Those are good names, although both have limited experience. I'll give you one not many people talk about.
The Giants got Tristan Beck in the Mark Melancon deal and he threw well the rest of that season in San Jose and then pitched in the Fall League. Beck hasn't pitched in Double-A yet, but he's 24 already and came into the minors with some polish after pitching at Stanford. He's a guy I would throw right there with Hjelle in terms of possible 2021 debuts.
How much do the Giants script their games like the Rays do with Kevin Cash? tlorenzana13
Look, what Cash did with Blake Snell was idiotic and something he'll never live down, but we all need to keep perspective about "scripting games." It's a good thing (it's pretty well established that most starters shouldn't face a hitter a third time)! And it's not new!
It might seem new when Kapler and his coaches are hopping on Zoom calls and running through simulated versions of matchups they might see eight months from now, but it's not all that different from Bruce Bochy and Brian Sabean sitting back in leather chairs with a couple of drinks and trying to figure out how best to deploy Sergio Romo and Jeremy Affeldt.

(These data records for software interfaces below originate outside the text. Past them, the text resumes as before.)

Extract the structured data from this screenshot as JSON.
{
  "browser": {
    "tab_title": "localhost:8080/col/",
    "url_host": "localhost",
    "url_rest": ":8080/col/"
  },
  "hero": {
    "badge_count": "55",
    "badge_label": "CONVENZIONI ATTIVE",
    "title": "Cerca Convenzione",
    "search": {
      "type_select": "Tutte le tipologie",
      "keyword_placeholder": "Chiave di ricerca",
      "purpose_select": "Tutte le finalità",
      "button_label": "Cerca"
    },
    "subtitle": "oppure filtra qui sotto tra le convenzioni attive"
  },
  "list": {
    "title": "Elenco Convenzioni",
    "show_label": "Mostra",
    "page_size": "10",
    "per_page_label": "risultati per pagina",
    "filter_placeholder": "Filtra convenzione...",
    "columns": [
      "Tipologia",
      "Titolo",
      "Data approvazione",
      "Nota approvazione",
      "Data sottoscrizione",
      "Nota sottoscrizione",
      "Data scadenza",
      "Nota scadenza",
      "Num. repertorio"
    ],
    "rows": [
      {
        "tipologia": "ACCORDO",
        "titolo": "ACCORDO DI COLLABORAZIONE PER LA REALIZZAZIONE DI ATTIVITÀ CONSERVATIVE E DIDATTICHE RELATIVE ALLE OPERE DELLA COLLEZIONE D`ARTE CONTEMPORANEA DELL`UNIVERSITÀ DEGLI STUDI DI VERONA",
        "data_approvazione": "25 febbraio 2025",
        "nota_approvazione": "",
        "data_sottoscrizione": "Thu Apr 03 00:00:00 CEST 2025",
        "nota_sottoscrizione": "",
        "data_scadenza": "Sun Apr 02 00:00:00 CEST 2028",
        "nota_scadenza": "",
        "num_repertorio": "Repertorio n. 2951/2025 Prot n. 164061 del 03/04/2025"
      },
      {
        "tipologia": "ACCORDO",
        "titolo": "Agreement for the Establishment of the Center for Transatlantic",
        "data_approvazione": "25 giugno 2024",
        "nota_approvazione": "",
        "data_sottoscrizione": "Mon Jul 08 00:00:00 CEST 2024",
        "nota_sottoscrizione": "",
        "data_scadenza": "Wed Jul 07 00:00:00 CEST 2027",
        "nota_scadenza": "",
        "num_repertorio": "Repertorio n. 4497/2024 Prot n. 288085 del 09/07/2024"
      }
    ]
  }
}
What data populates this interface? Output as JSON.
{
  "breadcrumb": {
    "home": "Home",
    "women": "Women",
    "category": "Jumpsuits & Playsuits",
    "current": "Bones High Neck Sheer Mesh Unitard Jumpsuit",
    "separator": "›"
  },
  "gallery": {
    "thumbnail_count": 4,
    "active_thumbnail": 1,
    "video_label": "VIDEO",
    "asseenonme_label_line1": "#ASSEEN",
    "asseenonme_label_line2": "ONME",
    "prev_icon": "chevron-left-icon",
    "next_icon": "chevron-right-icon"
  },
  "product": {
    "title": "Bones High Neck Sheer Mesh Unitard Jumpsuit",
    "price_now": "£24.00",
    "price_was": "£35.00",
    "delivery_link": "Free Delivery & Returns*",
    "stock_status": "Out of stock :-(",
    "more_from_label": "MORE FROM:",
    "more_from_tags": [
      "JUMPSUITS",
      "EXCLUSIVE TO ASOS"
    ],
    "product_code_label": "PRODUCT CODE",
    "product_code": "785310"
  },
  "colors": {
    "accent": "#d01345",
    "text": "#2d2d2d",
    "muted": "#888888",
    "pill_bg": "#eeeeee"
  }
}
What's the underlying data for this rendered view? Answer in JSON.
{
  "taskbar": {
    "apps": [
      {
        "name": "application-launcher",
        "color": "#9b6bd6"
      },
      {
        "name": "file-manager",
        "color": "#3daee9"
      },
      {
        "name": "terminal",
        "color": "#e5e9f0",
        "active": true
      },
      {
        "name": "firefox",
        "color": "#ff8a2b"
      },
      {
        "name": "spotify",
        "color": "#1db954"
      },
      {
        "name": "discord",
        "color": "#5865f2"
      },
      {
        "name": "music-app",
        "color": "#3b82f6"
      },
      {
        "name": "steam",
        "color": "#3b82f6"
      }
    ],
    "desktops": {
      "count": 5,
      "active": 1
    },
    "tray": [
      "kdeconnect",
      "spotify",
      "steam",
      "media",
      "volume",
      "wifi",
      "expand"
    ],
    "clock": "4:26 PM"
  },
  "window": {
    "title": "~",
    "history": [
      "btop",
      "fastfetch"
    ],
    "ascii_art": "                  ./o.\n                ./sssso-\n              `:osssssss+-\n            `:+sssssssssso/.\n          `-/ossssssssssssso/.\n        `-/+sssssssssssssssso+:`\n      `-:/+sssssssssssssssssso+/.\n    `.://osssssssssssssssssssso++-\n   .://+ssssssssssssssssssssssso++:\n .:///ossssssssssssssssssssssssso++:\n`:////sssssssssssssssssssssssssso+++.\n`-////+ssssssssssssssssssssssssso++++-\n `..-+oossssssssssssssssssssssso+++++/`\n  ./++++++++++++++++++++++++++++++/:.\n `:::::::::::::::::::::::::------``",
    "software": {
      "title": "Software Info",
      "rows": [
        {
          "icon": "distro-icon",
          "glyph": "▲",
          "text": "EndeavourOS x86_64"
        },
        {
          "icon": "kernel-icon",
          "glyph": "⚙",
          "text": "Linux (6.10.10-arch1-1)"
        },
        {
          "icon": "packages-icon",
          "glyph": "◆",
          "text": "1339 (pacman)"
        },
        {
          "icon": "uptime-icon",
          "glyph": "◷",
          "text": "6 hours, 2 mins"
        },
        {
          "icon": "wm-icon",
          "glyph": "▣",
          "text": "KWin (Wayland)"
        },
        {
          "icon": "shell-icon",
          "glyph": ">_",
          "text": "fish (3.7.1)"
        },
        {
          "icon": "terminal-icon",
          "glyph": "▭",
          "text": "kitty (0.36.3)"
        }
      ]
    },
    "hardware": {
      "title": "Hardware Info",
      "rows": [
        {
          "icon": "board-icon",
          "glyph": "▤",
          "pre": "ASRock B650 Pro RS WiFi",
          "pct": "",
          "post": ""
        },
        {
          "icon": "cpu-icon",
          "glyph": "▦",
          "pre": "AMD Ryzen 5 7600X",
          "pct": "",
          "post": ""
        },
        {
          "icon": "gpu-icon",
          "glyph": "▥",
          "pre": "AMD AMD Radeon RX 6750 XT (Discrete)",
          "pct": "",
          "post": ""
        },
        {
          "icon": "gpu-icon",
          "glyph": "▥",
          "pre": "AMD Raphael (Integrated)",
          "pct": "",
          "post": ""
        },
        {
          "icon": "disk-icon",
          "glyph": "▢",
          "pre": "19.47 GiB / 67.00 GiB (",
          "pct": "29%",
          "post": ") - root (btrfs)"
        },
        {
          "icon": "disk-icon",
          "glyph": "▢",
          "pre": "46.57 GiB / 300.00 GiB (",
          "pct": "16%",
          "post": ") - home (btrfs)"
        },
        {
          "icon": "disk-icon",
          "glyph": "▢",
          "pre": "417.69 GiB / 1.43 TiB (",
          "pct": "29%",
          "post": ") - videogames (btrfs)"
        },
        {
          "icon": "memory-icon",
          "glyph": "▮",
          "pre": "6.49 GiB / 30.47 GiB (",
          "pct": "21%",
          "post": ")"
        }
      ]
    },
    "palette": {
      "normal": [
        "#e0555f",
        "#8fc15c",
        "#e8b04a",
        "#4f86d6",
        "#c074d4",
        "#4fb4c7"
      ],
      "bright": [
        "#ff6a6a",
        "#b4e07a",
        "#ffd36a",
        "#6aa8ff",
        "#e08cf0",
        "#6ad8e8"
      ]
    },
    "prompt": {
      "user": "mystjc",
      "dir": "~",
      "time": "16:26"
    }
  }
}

Bochy would meticulously plan out postseason games, but the difference between him and Cash is that in the tightest spots he understood that you need to trust your eyes, too. He never intended for Bumgarner to go five innings out of the bullpen, but as it was happening, he realized the script needed to be thrown out.
As for Kapler, he is more prepared than anyone, so much so that he bought a PlayStation during the hiatus to start preparing for future matchups. He goes into every game with a really good idea of how he wants to use all of his relievers, and while there were some high-profile blowups in the ninth inning, I thought the Giants did a nice job of finding the right matchups most nights, particularly in middle relief.
What we don't know, and can't know until a postseason series, is whether Kapler will be willing to rip up the script if he has someone pulling a Snell.